registered in other countries: 240 (Antigua and Barbuda 18, Australia 1, Bahamas 22, Belize 1, Cambodia 1, Canada 1, Cyprus 24, Gibraltar 33, Liberia 35, Luxembourg 2, Malta 2, Marshall Islands 16, former Netherlands Antilles 52, Panama 8, Paraguay 1, Philippines 18, Portugal 1, Saint Vincent and the Grenadines 2, Singapore 1, unknown 1) (2010) .
Ports and terminals: Amsterdam, IJmuiden, Rotterdam, Terneuzen, Vlissingen


Military branches: Royal Netherlands Army, Royal Netherlands Navy (includes Naval Air Service and Marine Corps), Royal Netherlands Air Force (Koninklijke Luchtmacht, KLu), Royal Military Police (2010).
Military service age and obligation: 20 years of age for an all-volunteer force (2004)
Manpower available for military service: Males aged 16-49 3,950,825; females aged 16-49 3,850,800 (2008 est.)
Manpower fit for military service: Males age 16-49: 3,911,098 females age 16-49: 3,817,031 (2010 est.). Manpower reaching militarily significant age annually: Male 105,194; female 100,341 (2009 est.)
Military expenditure: 1.6 percent of GDP (2005 est.)

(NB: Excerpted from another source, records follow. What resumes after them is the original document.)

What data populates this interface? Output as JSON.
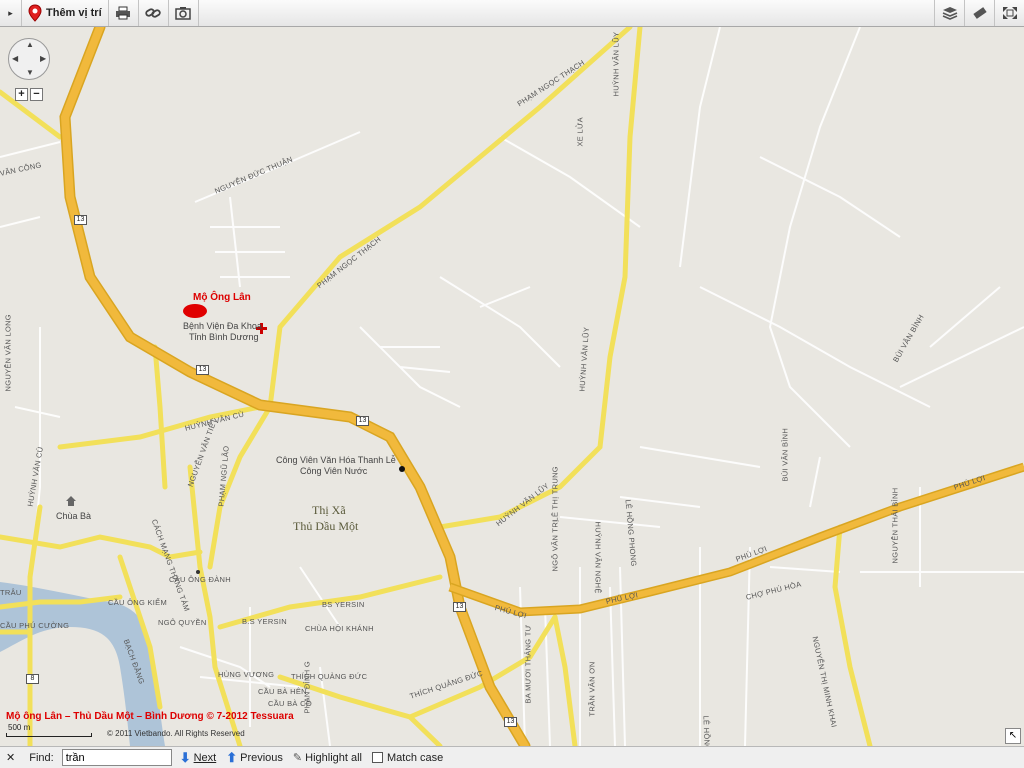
{
  "toolbar": {
    "add_location_label": "Thêm vị trí",
    "buttons": [
      "expand-arrow-icon",
      "map-pin-icon",
      "print-icon",
      "link-icon",
      "camera-icon"
    ],
    "right_buttons": [
      "layers-icon",
      "ruler-icon",
      "fullscreen-icon"
    ]
  },
  "map": {
    "marker_label": "Mộ Ông Lân",
    "hospital_line1": "Bệnh Viện Đa Khoa",
    "hospital_line2": "Tỉnh Bình Dương",
    "park_line1": "Công Viên Văn Hóa Thanh Lễ",
    "park_line2": "Công Viên Nước",
    "town_line1": "Thị Xã",
    "town_line2": "Thủ Dầu Một",
    "chua_ba": "Chùa Bà",
    "highway_number": "13",
    "route_8": "8",
    "roads": {
      "nguyen_duc_thuan": "NGUYỄN ĐỨC THUẬN",
      "pham_ngoc_thach_1": "PHẠM NGỌC THẠCH",
      "pham_ngoc_thach_2": "PHẠM NGỌC THẠCH",
      "huynh_van_luy_1": "HUỲNH VĂN LŨY",
      "huynh_van_luy_2": "HUỲNH VĂN LŨY",
      "huynh_van_luy_3": "HUỲNH VĂN LŨY",
      "xe_lua": "XE LỬA",
      "van_cong": "VĂN CÔNG",
      "nguyen_van_long": "NGUYỄN VĂN LONG",
      "huynh_van_cu_1": "HUỲNH VĂN CÙ",
      "huynh_van_cu_2": "HUỲNH VĂN CÙ",
      "cach_mang_thang_tam": "CÁCH MẠNG THÁNG TÁM",
      "nguyen_van_tiet": "NGUYỄN VĂN TIẾT",
      "pham_ngu_lao": "PHẠM NGŨ LÃO",
      "cau_ong_danh": "CẦU ÔNG ĐÀNH",
      "cau_ong_kiem": "CẦU ÔNG KIỂM",
      "ngo_quyen": "NGÔ QUYỀN",
      "bach_dang": "BẠCH ĐẰNG",
      "b_s_yersin_1": "BS YERSIN",
      "b_s_yersin_2": "B.S YERSIN",
      "chua_hoi_khanh": "CHÙA HỘI KHÁNH",
      "hung_vuong": "HÙNG VƯƠNG",
      "cau_ba_hen": "CẦU BÀ HÊN",
      "thich_quang_duc_1": "THÍCH QUẢNG ĐỨC",
      "thich_quang_duc_2": "THÍCH QUẢNG ĐỨC",
      "phu_loi_1": "PHÚ LỢI",
      "phu_loi_2": "PHÚ LỢI",
      "phu_loi_3": "PHÚ LỢI",
      "phu_loi_4": "PHÚ LỢI",
      "le_thi_trung": "LÊ THỊ TRUNG",
      "huynh_van_nghe": "HUỲNH VĂN NGHỆ",
      "le_hong_phong_1": "LÊ HỒNG PHONG",
      "le_hong_phong_2": "LÊ HỒNG PHONG",
      "ngo_van_tri": "NGÔ VĂN TRỊ",
      "bui_van_binh_1": "BÙI VĂN BÌNH",
      "bui_van_binh_2": "BÙI VĂN BÌNH",
      "cho_phu_hoa": "CHỢ PHÚ HÒA",
      "nguyen_thi_minh_khai": "NGUYỄN THỊ MINH KHAI",
      "nguyen_thai_binh": "NGUYỄN THÁI BÌNH",
      "ba_muoi_thang_tu": "BA MƯƠI THÁNG TƯ",
      "tran_van_on": "TRẦN VĂN ƠN",
      "phu_cuong": "CẦU PHÚ CƯỜNG",
      "trau": "TRÂU",
      "cau_ba_co": "CẦU BÀ CÔ",
      "phan_dinh_giot": "PHAN ĐÌNH G"
    },
    "caption": "Mộ ông Lân – Thủ Dầu Một – Bình Dương © 7-2012 Tessuara",
    "copyright": "© 2011 Vietbando. All Rights Reserved",
    "scale": "500 m"
  },
  "findbar": {
    "find_label": "Find:",
    "query": "trần",
    "next_label": "Next",
    "previous_label": "Previous",
    "highlight_label": "Highlight all",
    "match_case_label": "Match case"
  }
}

Transnational issues

International disputes: None
Illicit drugs: Major European producer of synthetic drugs, including ecstasy, and cannabis cultivator; important gateway for cocaine, heroin, and hashish entering Europe; major source of US-bound ecstasy; large financial sector vulnerable to money laundering; significant consumer of ecstasy.